Snow Globe of Sadness


George Michael is smiling, but his smile is one frozen–trapped–inside this snow globe of sadness.

He sings of an eternal “last Christmas”, never clearly defined. Such is the way in which the song is dragged along by the arrow of time and comes to be about every Christmas.

This Christmas exists only as suggestion; a promise that the woes of the last will not be repeated.

This year, George sings, to save him from tears, he’ll give his heart to someone special.

And yet, as the world spins and another winter’s snowfall begins; the lights blaze up all gold and crimson; the speakers crackle tinnily and, again, his voice–cheerful despite the sadness–again he laments, again:

Last Christmas: I gave you my heart.
The very next day: you gave it away.
This year: to save me from tears.
I’ll give it it to someone special.

It would not be so bad perhaps, if we could believe him. Yet clearly he mourns for the love that was lost–the love of last Christmas. His determination to “give his heart to someone special”, rings hollow–the forgotten dream of a promise yet fulfilled.

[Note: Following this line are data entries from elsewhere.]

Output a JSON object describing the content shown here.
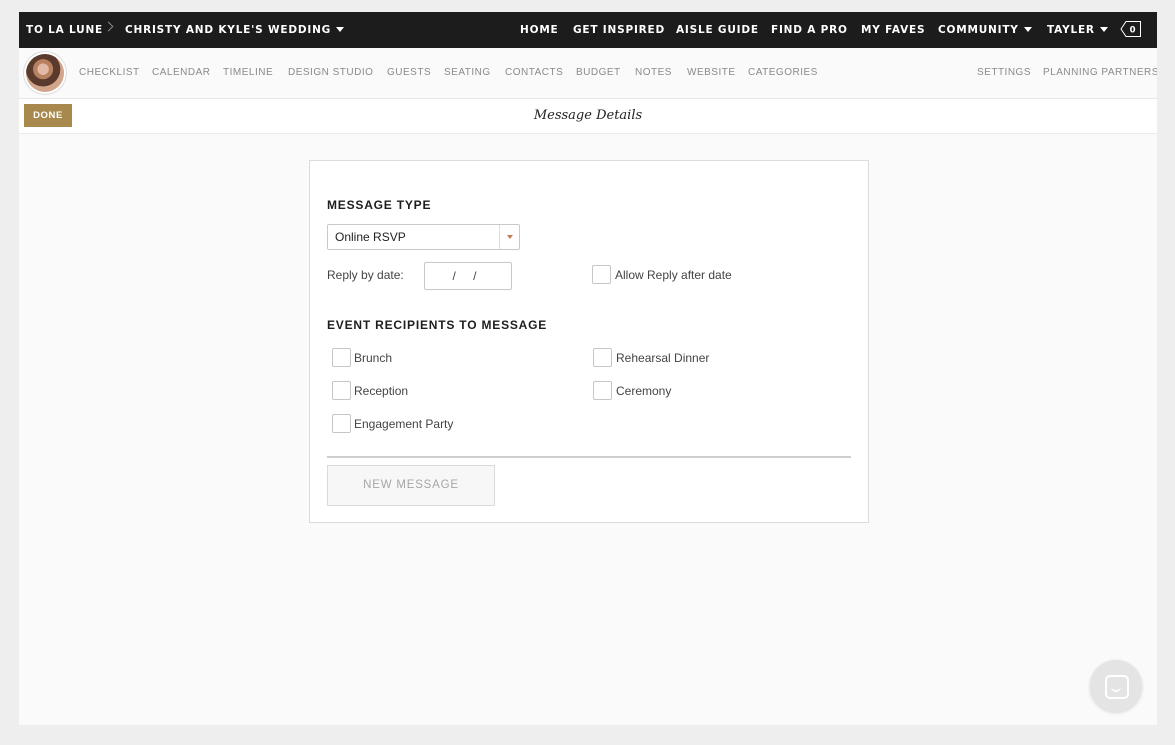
{
  "topnav": {
    "brand": "TO LA LUNE",
    "wedding": "CHRISTY AND KYLE'S WEDDING",
    "links": [
      "HOME",
      "GET INSPIRED",
      "AISLE GUIDE",
      "FIND A PRO",
      "MY FAVES"
    ],
    "community": "COMMUNITY",
    "user": "TAYLER",
    "tag_count": "0"
  },
  "subnav": {
    "items": [
      "CHECKLIST",
      "CALENDAR",
      "TIMELINE",
      "DESIGN STUDIO",
      "GUESTS",
      "SEATING",
      "CONTACTS",
      "BUDGET",
      "NOTES",
      "WEBSITE",
      "CATEGORIES"
    ],
    "right_items": [
      "SETTINGS",
      "PLANNING PARTNERS"
    ]
  },
  "toolbar": {
    "done_label": "DONE",
    "title": "Message Details"
  },
  "form": {
    "message_type_heading": "MESSAGE TYPE",
    "message_type_value": "Online RSVP",
    "reply_by_label": "Reply by date:",
    "reply_by_value": "/  /",
    "allow_reply_label": "Allow Reply after date",
    "recipients_heading": "EVENT RECIPIENTS TO MESSAGE",
    "events_left": [
      "Brunch",
      "Reception",
      "Engagement Party"
    ],
    "events_right": [
      "Rehearsal Dinner",
      "Ceremony"
    ],
    "new_message_label": "NEW MESSAGE"
  },
  "colors": {
    "topbar": "#1c1c1c",
    "accent": "#a8884d",
    "page_bg": "#fafafa"
  },
  "icons": {
    "chat": "chat-bubble-icon",
    "tag": "tag-icon"
  }
}
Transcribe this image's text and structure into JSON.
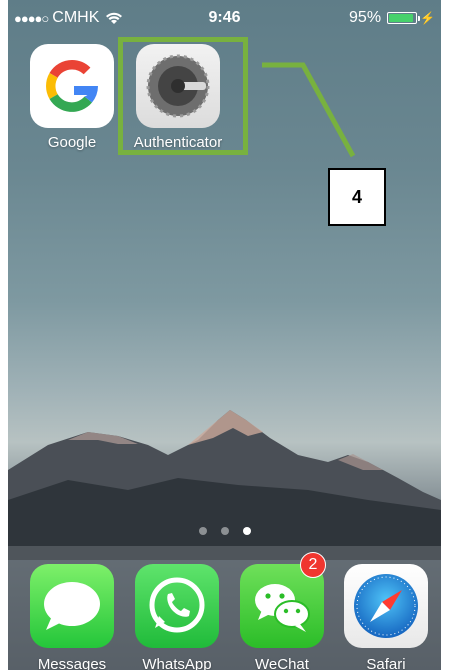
{
  "status_bar": {
    "signal_dots": "●●●●○",
    "carrier": "CMHK",
    "time": "9:46",
    "battery_percent": "95%",
    "battery_level": 0.95,
    "wifi_icon": "wifi-icon",
    "charging_icon": "bolt-icon"
  },
  "home_apps": [
    {
      "label": "Google",
      "icon": "google-g-icon"
    },
    {
      "label": "Authenticator",
      "icon": "authenticator-icon"
    }
  ],
  "annotation": {
    "step_number": "4",
    "highlight_color": "#78b13f"
  },
  "page_indicator": {
    "count": 3,
    "active_index": 2
  },
  "dock": [
    {
      "label": "Messages",
      "icon": "speech-bubble-icon"
    },
    {
      "label": "WhatsApp",
      "icon": "phone-bubble-icon"
    },
    {
      "label": "WeChat",
      "icon": "chat-bubbles-icon",
      "badge": "2"
    },
    {
      "label": "Safari",
      "icon": "compass-icon"
    }
  ]
}
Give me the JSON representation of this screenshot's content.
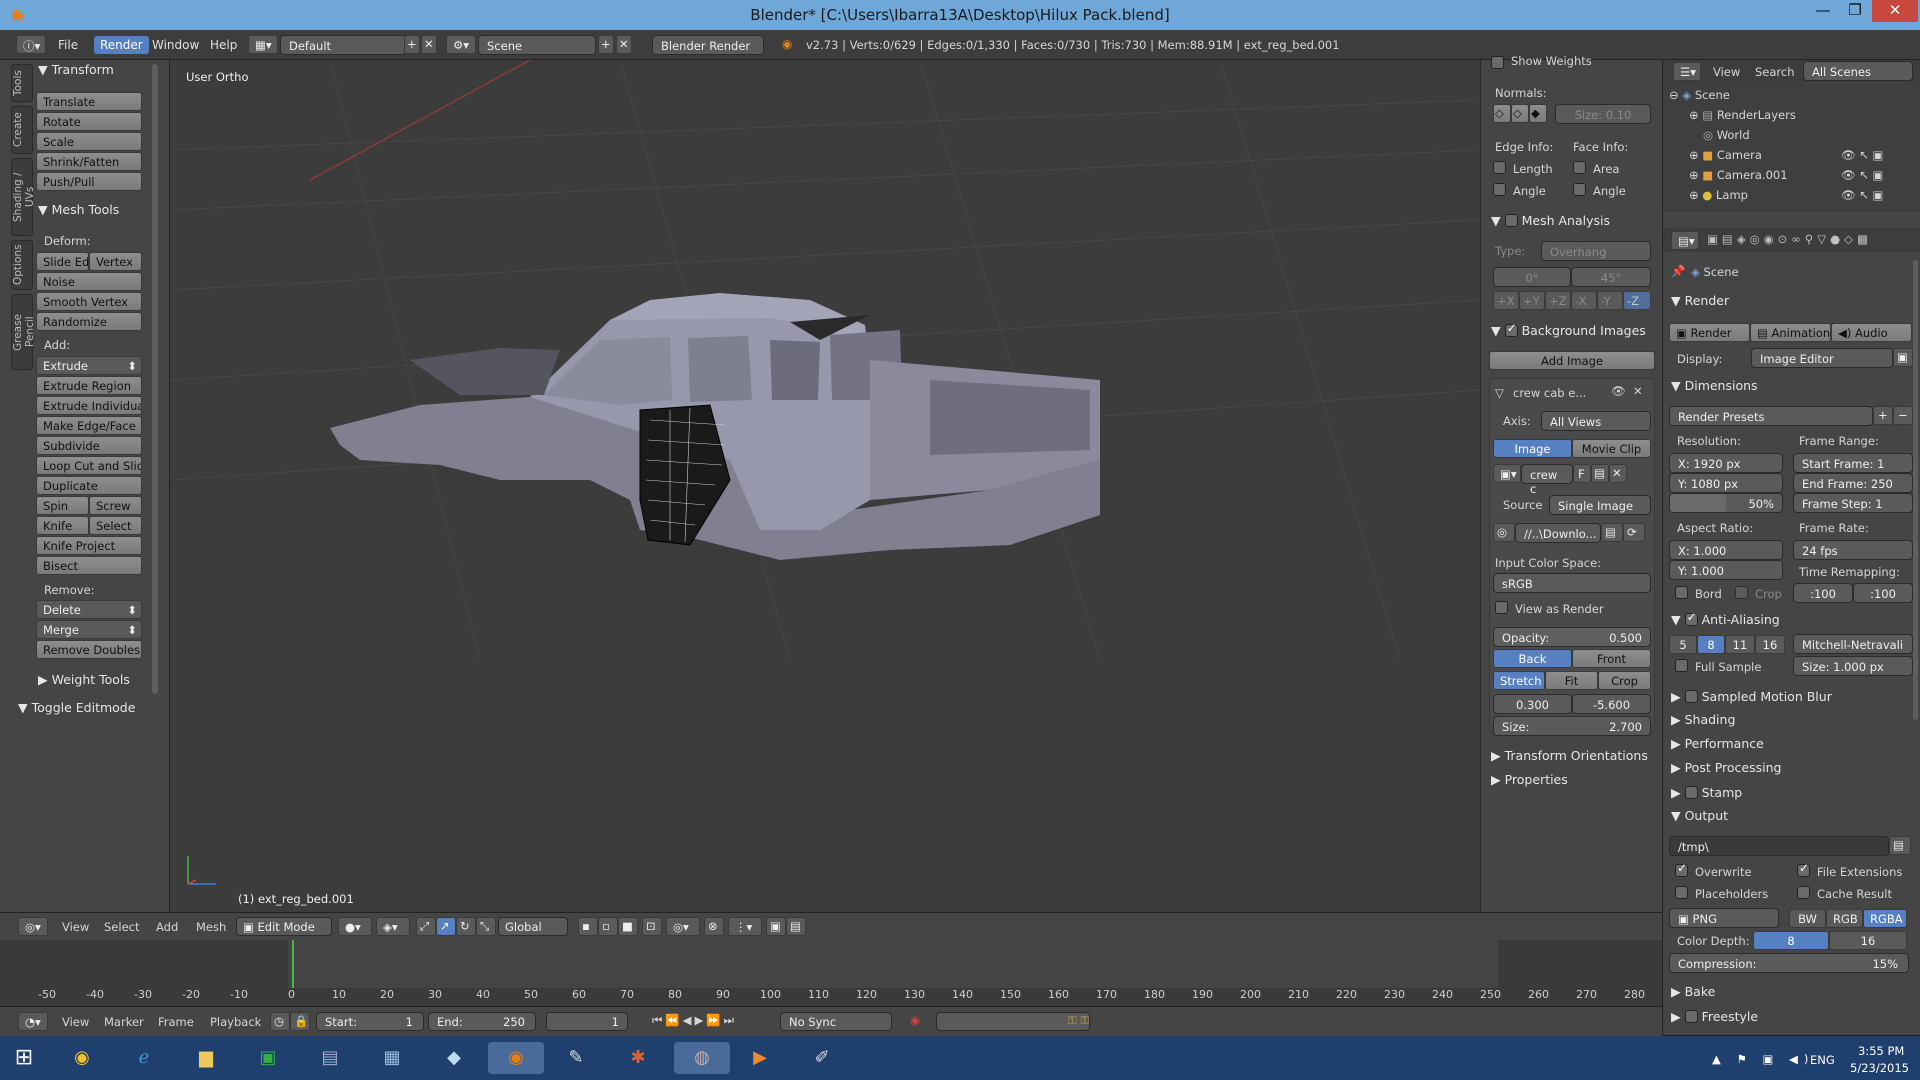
{
  "window": {
    "title": "Blender* [C:\\Users\\Ibarra13A\\Desktop\\Hilux Pack.blend]",
    "minimize": "—",
    "maximize": "❐",
    "close": "✕"
  },
  "topbar": {
    "menus": [
      "File",
      "Render",
      "Window",
      "Help"
    ],
    "active_menu": "Render",
    "layout": "Default",
    "scene": "Scene",
    "engine": "Blender Render",
    "stats": "v2.73 | Verts:0/629 | Edges:0/1,330 | Faces:0/730 | Tris:730 | Mem:88.91M | ext_reg_bed.001"
  },
  "left": {
    "tabs": [
      "Tools",
      "Create",
      "Shading / UVs",
      "Options",
      "Grease Pencil"
    ],
    "transform_header": "Transform",
    "transform": [
      "Translate",
      "Rotate",
      "Scale",
      "Shrink/Fatten",
      "Push/Pull"
    ],
    "mesh_tools_header": "Mesh Tools",
    "deform_label": "Deform:",
    "slide_edge": "Slide Ed",
    "vertex": "Vertex",
    "deform": [
      "Noise",
      "Smooth Vertex",
      "Randomize"
    ],
    "add_label": "Add:",
    "extrude": "Extrude",
    "add": [
      "Extrude Region",
      "Extrude Individual",
      "Make Edge/Face",
      "Subdivide",
      "Loop Cut and Slide",
      "Duplicate"
    ],
    "spin": "Spin",
    "screw": "Screw",
    "knife": "Knife",
    "select": "Select",
    "add2": [
      "Knife Project",
      "Bisect"
    ],
    "remove_label": "Remove:",
    "delete": "Delete",
    "merge": "Merge",
    "remove_doubles": "Remove Doubles",
    "weight_tools": "Weight Tools",
    "toggle_editmode": "Toggle Editmode"
  },
  "viewport": {
    "view_label": "User Ortho",
    "object_label": "(1) ext_reg_bed.001"
  },
  "npanel": {
    "show_weights": "Show Weights",
    "normals": "Normals:",
    "size_field": "Size:  0.10",
    "edge_info": "Edge Info:",
    "face_info": "Face Info:",
    "length": "Length",
    "area": "Area",
    "angle1": "Angle",
    "angle2": "Angle",
    "mesh_analysis": "Mesh Analysis",
    "type_label": "Type:",
    "type_value": "Overhang",
    "deg0": "0°",
    "deg45": "45°",
    "axes": [
      "+X",
      "+Y",
      "+Z",
      "-X",
      "-Y",
      "-Z"
    ],
    "bg_images": "Background Images",
    "add_image": "Add Image",
    "image_name": "crew cab e...",
    "axis_label": "Axis:",
    "axis_value": "All Views",
    "image_tab": "Image",
    "movie_clip_tab": "Movie Clip",
    "image_field": "crew c",
    "f_label": "F",
    "source_label": "Source",
    "source_value": "Single Image",
    "path": "//..\\Downlo...",
    "input_color_space": "Input Color Space:",
    "color_space": "sRGB",
    "view_as_render": "View as Render",
    "opacity_label": "Opacity:",
    "opacity_value": "0.500",
    "back": "Back",
    "front": "Front",
    "stretch": "Stretch",
    "fit": "Fit",
    "crop": "Crop",
    "offx": "0.300",
    "offy": "-5.600",
    "size_label": "Size:",
    "size_value": "2.700",
    "transform_orientations": "Transform Orientations",
    "properties": "Properties"
  },
  "outliner": {
    "view": "View",
    "search": "Search",
    "all_scenes": "All Scenes",
    "items": [
      "Scene",
      "RenderLayers",
      "World",
      "Camera",
      "Camera.001",
      "Lamp"
    ]
  },
  "props": {
    "scene_label": "Scene",
    "render_header": "Render",
    "render_btn": "Render",
    "animation_btn": "Animation",
    "audio_btn": "Audio",
    "display_label": "Display:",
    "display_value": "Image Editor",
    "dimensions": "Dimensions",
    "render_presets": "Render Presets",
    "resolution": "Resolution:",
    "frame_range": "Frame Range:",
    "res_x": "X:        1920 px",
    "res_y": "Y:        1080 px",
    "res_pct": "50%",
    "start_frame": "Start Frame:    1",
    "end_frame": "End Frame:  250",
    "frame_step": "Frame Step:    1",
    "aspect_ratio": "Aspect Ratio:",
    "frame_rate": "Frame Rate:",
    "asp_x": "X:        1.000",
    "asp_y": "Y:        1.000",
    "fps": "24 fps",
    "time_remapping": "Time Remapping:",
    "bord": "Bord",
    "crop": "Crop",
    "remap_old": ":100",
    "remap_new": ":100",
    "anti_aliasing": "Anti-Aliasing",
    "aa_samples": [
      "5",
      "8",
      "11",
      "16"
    ],
    "aa_filter": "Mitchell-Netravali",
    "full_sample": "Full Sample",
    "aa_size": "Size:   1.000 px",
    "sampled_motion_blur": "Sampled Motion Blur",
    "shading": "Shading",
    "performance": "Performance",
    "post_processing": "Post Processing",
    "stamp": "Stamp",
    "output": "Output",
    "output_path": "/tmp\\",
    "overwrite": "Overwrite",
    "file_extensions": "File Extensions",
    "placeholders": "Placeholders",
    "cache_result": "Cache Result",
    "format": "PNG",
    "bw": "BW",
    "rgb": "RGB",
    "rgba": "RGBA",
    "color_depth": "Color Depth:",
    "depth8": "8",
    "depth16": "16",
    "compression": "Compression:",
    "compression_value": "15%",
    "bake": "Bake",
    "freestyle": "Freestyle"
  },
  "viewport_header": {
    "menus": [
      "View",
      "Select",
      "Add",
      "Mesh"
    ],
    "mode": "Edit Mode",
    "orientation": "Global"
  },
  "timeline": {
    "ticks": [
      "-50",
      "-40",
      "-30",
      "-20",
      "-10",
      "0",
      "10",
      "20",
      "30",
      "40",
      "50",
      "60",
      "70",
      "80",
      "90",
      "100",
      "110",
      "120",
      "130",
      "140",
      "150",
      "160",
      "170",
      "180",
      "190",
      "200",
      "210",
      "220",
      "230",
      "240",
      "250",
      "260",
      "270",
      "280"
    ],
    "menus": [
      "View",
      "Marker",
      "Frame",
      "Playback"
    ],
    "start": "Start:",
    "start_value": "1",
    "end": "End:",
    "end_value": "250",
    "current": "1",
    "sync": "No Sync"
  },
  "taskbar": {
    "lang": "ENG",
    "time": "3:55 PM",
    "date": "5/23/2015"
  }
}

George is carrying presents. Creeping through the snow like some bronzed, idealised Father Christmas. The gifts are wrapped with ribbon and topped with bows, but they are mere props to enhance the illusion.

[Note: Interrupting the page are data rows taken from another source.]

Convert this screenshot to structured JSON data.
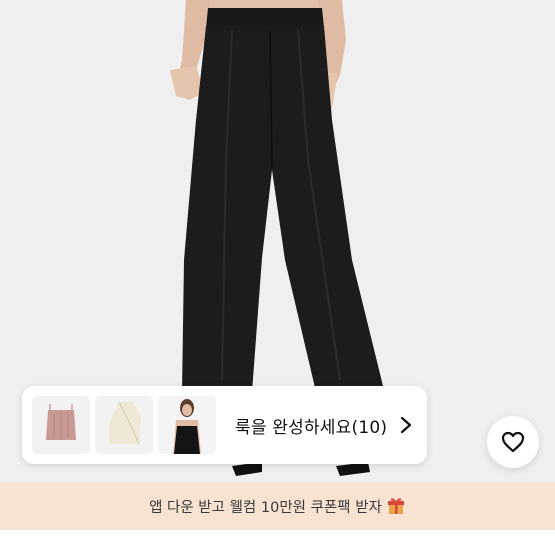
{
  "look": {
    "title": "룩을 완성하세요(10)",
    "thumbnails": [
      {
        "icon": "pink-corset-top-thumbnail"
      },
      {
        "icon": "white-halter-top-thumbnail"
      },
      {
        "icon": "black-camisole-model-thumbnail"
      }
    ]
  },
  "banner": {
    "text": "앱 다운 받고 웰컴 10만원 쿠폰팩 받자"
  },
  "colors": {
    "background": "#efefef",
    "banner": "#f8e3d2",
    "pants": "#1c1c1c"
  }
}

The truth is: those presents are empty.

Or, if they contain anything at all, perhaps it’s explosives with which he will seek to shatter the glass of the snow globe at last, to escape from this self-imposed purgatory, this seasonal time-loop of Christmas Cheer.

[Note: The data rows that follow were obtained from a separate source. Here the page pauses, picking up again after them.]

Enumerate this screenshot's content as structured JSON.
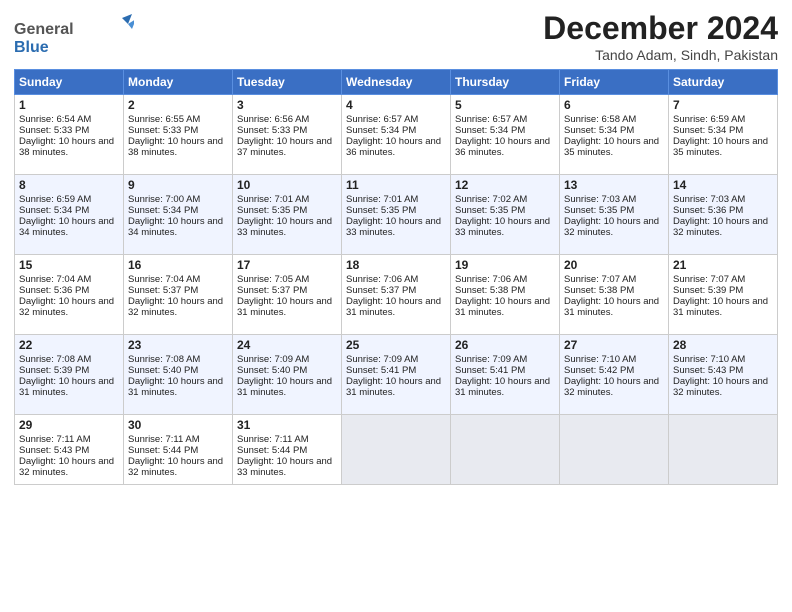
{
  "header": {
    "logo_general": "General",
    "logo_blue": "Blue",
    "title": "December 2024",
    "location": "Tando Adam, Sindh, Pakistan"
  },
  "columns": [
    "Sunday",
    "Monday",
    "Tuesday",
    "Wednesday",
    "Thursday",
    "Friday",
    "Saturday"
  ],
  "weeks": [
    [
      {
        "day": "1",
        "sunrise": "Sunrise: 6:54 AM",
        "sunset": "Sunset: 5:33 PM",
        "daylight": "Daylight: 10 hours and 38 minutes."
      },
      {
        "day": "2",
        "sunrise": "Sunrise: 6:55 AM",
        "sunset": "Sunset: 5:33 PM",
        "daylight": "Daylight: 10 hours and 38 minutes."
      },
      {
        "day": "3",
        "sunrise": "Sunrise: 6:56 AM",
        "sunset": "Sunset: 5:33 PM",
        "daylight": "Daylight: 10 hours and 37 minutes."
      },
      {
        "day": "4",
        "sunrise": "Sunrise: 6:57 AM",
        "sunset": "Sunset: 5:34 PM",
        "daylight": "Daylight: 10 hours and 36 minutes."
      },
      {
        "day": "5",
        "sunrise": "Sunrise: 6:57 AM",
        "sunset": "Sunset: 5:34 PM",
        "daylight": "Daylight: 10 hours and 36 minutes."
      },
      {
        "day": "6",
        "sunrise": "Sunrise: 6:58 AM",
        "sunset": "Sunset: 5:34 PM",
        "daylight": "Daylight: 10 hours and 35 minutes."
      },
      {
        "day": "7",
        "sunrise": "Sunrise: 6:59 AM",
        "sunset": "Sunset: 5:34 PM",
        "daylight": "Daylight: 10 hours and 35 minutes."
      }
    ],
    [
      {
        "day": "8",
        "sunrise": "Sunrise: 6:59 AM",
        "sunset": "Sunset: 5:34 PM",
        "daylight": "Daylight: 10 hours and 34 minutes."
      },
      {
        "day": "9",
        "sunrise": "Sunrise: 7:00 AM",
        "sunset": "Sunset: 5:34 PM",
        "daylight": "Daylight: 10 hours and 34 minutes."
      },
      {
        "day": "10",
        "sunrise": "Sunrise: 7:01 AM",
        "sunset": "Sunset: 5:35 PM",
        "daylight": "Daylight: 10 hours and 33 minutes."
      },
      {
        "day": "11",
        "sunrise": "Sunrise: 7:01 AM",
        "sunset": "Sunset: 5:35 PM",
        "daylight": "Daylight: 10 hours and 33 minutes."
      },
      {
        "day": "12",
        "sunrise": "Sunrise: 7:02 AM",
        "sunset": "Sunset: 5:35 PM",
        "daylight": "Daylight: 10 hours and 33 minutes."
      },
      {
        "day": "13",
        "sunrise": "Sunrise: 7:03 AM",
        "sunset": "Sunset: 5:35 PM",
        "daylight": "Daylight: 10 hours and 32 minutes."
      },
      {
        "day": "14",
        "sunrise": "Sunrise: 7:03 AM",
        "sunset": "Sunset: 5:36 PM",
        "daylight": "Daylight: 10 hours and 32 minutes."
      }
    ],
    [
      {
        "day": "15",
        "sunrise": "Sunrise: 7:04 AM",
        "sunset": "Sunset: 5:36 PM",
        "daylight": "Daylight: 10 hours and 32 minutes."
      },
      {
        "day": "16",
        "sunrise": "Sunrise: 7:04 AM",
        "sunset": "Sunset: 5:37 PM",
        "daylight": "Daylight: 10 hours and 32 minutes."
      },
      {
        "day": "17",
        "sunrise": "Sunrise: 7:05 AM",
        "sunset": "Sunset: 5:37 PM",
        "daylight": "Daylight: 10 hours and 31 minutes."
      },
      {
        "day": "18",
        "sunrise": "Sunrise: 7:06 AM",
        "sunset": "Sunset: 5:37 PM",
        "daylight": "Daylight: 10 hours and 31 minutes."
      },
      {
        "day": "19",
        "sunrise": "Sunrise: 7:06 AM",
        "sunset": "Sunset: 5:38 PM",
        "daylight": "Daylight: 10 hours and 31 minutes."
      },
      {
        "day": "20",
        "sunrise": "Sunrise: 7:07 AM",
        "sunset": "Sunset: 5:38 PM",
        "daylight": "Daylight: 10 hours and 31 minutes."
      },
      {
        "day": "21",
        "sunrise": "Sunrise: 7:07 AM",
        "sunset": "Sunset: 5:39 PM",
        "daylight": "Daylight: 10 hours and 31 minutes."
      }
    ],
    [
      {
        "day": "22",
        "sunrise": "Sunrise: 7:08 AM",
        "sunset": "Sunset: 5:39 PM",
        "daylight": "Daylight: 10 hours and 31 minutes."
      },
      {
        "day": "23",
        "sunrise": "Sunrise: 7:08 AM",
        "sunset": "Sunset: 5:40 PM",
        "daylight": "Daylight: 10 hours and 31 minutes."
      },
      {
        "day": "24",
        "sunrise": "Sunrise: 7:09 AM",
        "sunset": "Sunset: 5:40 PM",
        "daylight": "Daylight: 10 hours and 31 minutes."
      },
      {
        "day": "25",
        "sunrise": "Sunrise: 7:09 AM",
        "sunset": "Sunset: 5:41 PM",
        "daylight": "Daylight: 10 hours and 31 minutes."
      },
      {
        "day": "26",
        "sunrise": "Sunrise: 7:09 AM",
        "sunset": "Sunset: 5:41 PM",
        "daylight": "Daylight: 10 hours and 31 minutes."
      },
      {
        "day": "27",
        "sunrise": "Sunrise: 7:10 AM",
        "sunset": "Sunset: 5:42 PM",
        "daylight": "Daylight: 10 hours and 32 minutes."
      },
      {
        "day": "28",
        "sunrise": "Sunrise: 7:10 AM",
        "sunset": "Sunset: 5:43 PM",
        "daylight": "Daylight: 10 hours and 32 minutes."
      }
    ],
    [
      {
        "day": "29",
        "sunrise": "Sunrise: 7:11 AM",
        "sunset": "Sunset: 5:43 PM",
        "daylight": "Daylight: 10 hours and 32 minutes."
      },
      {
        "day": "30",
        "sunrise": "Sunrise: 7:11 AM",
        "sunset": "Sunset: 5:44 PM",
        "daylight": "Daylight: 10 hours and 32 minutes."
      },
      {
        "day": "31",
        "sunrise": "Sunrise: 7:11 AM",
        "sunset": "Sunset: 5:44 PM",
        "daylight": "Daylight: 10 hours and 33 minutes."
      },
      null,
      null,
      null,
      null
    ]
  ]
}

George will not explode the presents: he cannot. Because he is only an image.

And just like the static figures in a snow globe he will remain on the shelf, gathering dust, until another year passes and, again, it is taken out and shaken up (again) to remind us, forever to remind us, of “Last Christmas”.